The political press should be the public's first line of defense when it comes to assessing who is deviating from historic norms and practices; who is risking serious damage to the nation; whose positions are based in irrational phobias and ignorance rather than data and reason.

But instead, journalists have been suckered into embracing "balance" and "neutrality" at all costs, and the consequences of their choice in an era of political extremism will only get worse and worse.
One of the great ironies of the current dynamic is that political scientists Norman Ornstein and Thomas Mann, who for decades were conventional voices of pox-on-both-your-houses centrism, have now become among the foremost critics of a press corps that fails to report the obvious. They describe the modern Republican party, without any hesitation, as "a party beholden to ideological zealots."

But as Mann explained in an interview last year: "The mainstream press really has such a difficult time trying to cope with asymmetry between the two parties' agendas and connections to facts and truth."

Even with a story as straightforward as the government shutdown, splitting the difference remains the method of choice for the political reporters and editors in Washington's most influential news bureaus. Even when they surely know better. Even when many Republican elected officials have criticized their own leaders for being too beholden to the more radical right wing.

Media critics — and members of the public — have long decried this kind of "he-said-she-said" reporting. The Atlantic's James Fallows, one of the most consistent chroniclers and decriers of false equivalence, describes it as the "strong tendency to give equal time and credence to varying 'sides' of a story, even if one of the sides is objectively true and the other is just made up."

New York University journalism professor Jay Rosen argues that truth-telling has been surpassed as a newsroom priority by a neither-nor impartiality he calls the "View from Nowhere."
Blaming everyone — "Congress," "both sides," "Washington" — is simply the path of least resistance for today's political reporters. It's a way of avoiding conflict rather than taking the risk that the public — or their editors — will accuse them of being unprofessionally partisan.

But making a political judgment through triangulation — trying to stake out a safe middle ground between the two political parties — is still making a political judgment. It is often just not a very good one. And in this case, as in many others, it is doing the country a grave disservice.

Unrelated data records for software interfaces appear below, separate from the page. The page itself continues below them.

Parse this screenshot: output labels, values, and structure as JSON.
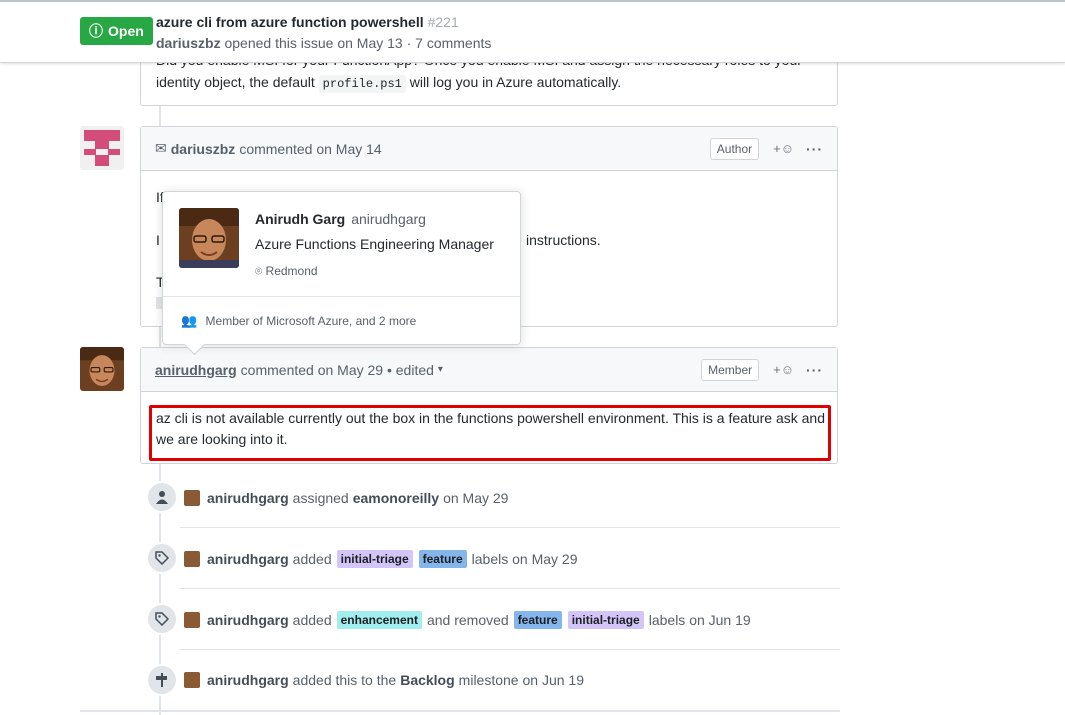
{
  "issue": {
    "state": "Open",
    "title": "azure cli from azure function powershell",
    "number": "#221",
    "author": "dariuszbz",
    "meta": "opened this issue on May 13 · 7 comments"
  },
  "first_comment": {
    "partial_line": "Did you enable MSI for your FunctionApp? Once you enable MSI and assign the necessary roles to your",
    "line2_a": "identity object, the default",
    "code": "profile.ps1",
    "line2_b": "will log you in Azure automatically."
  },
  "dariusz_comment": {
    "author": "dariuszbz",
    "action": "commented on May 14",
    "role": "Author",
    "react": "+☺",
    "more": "···",
    "visible_fragment_1": "If",
    "visible_fragment_2": "I",
    "visible_fragment_3": "instructions.",
    "visible_fragment_4": "T"
  },
  "hovercard": {
    "name": "Anirudh Garg",
    "login": "anirudhgarg",
    "bio": "Azure Functions Engineering Manager",
    "location": "Redmond",
    "membership": "Member of Microsoft Azure, and 2 more"
  },
  "anirudh_comment": {
    "author": "anirudhgarg",
    "action": "commented on May 29 • edited",
    "role": "Member",
    "react": "+☺",
    "more": "···",
    "body": "az cli is not available currently out the box in the functions powershell environment. This is a feature ask and we are looking into it."
  },
  "timeline": [
    {
      "actor": "anirudhgarg",
      "text1": "assigned",
      "bold": "eamonoreilly",
      "text2": "on May 29",
      "icon": "person-icon"
    },
    {
      "actor": "anirudhgarg",
      "text1": "added",
      "labels": [
        "initial-triage",
        "feature"
      ],
      "text2": "labels on May 29",
      "icon": "tag-icon"
    },
    {
      "actor": "anirudhgarg",
      "text1": "added",
      "labels_added": [
        "enhancement"
      ],
      "middle": "and removed",
      "labels_removed": [
        "feature",
        "initial-triage"
      ],
      "text2": "labels on Jun 19",
      "icon": "tag-icon"
    },
    {
      "actor": "anirudhgarg",
      "text1": "added this to the",
      "bold": "Backlog",
      "text2": "milestone on Jun 19",
      "icon": "milestone-icon"
    }
  ],
  "label_colors": {
    "initial-triage": "#d4c5f9",
    "feature": "#84b6eb",
    "enhancement": "#a2eeef"
  },
  "colors": {
    "open": "#28a745",
    "highlight": "#e00000"
  }
}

So no, the shutdown is not generalized dysfunction, or gridlock or stalemate. It is aberrational behavior by a political party that is willing to take extreme and potentially damaging action to get its way. And by not calling it what it is, the political press is enabling it.

We need a more fearless media.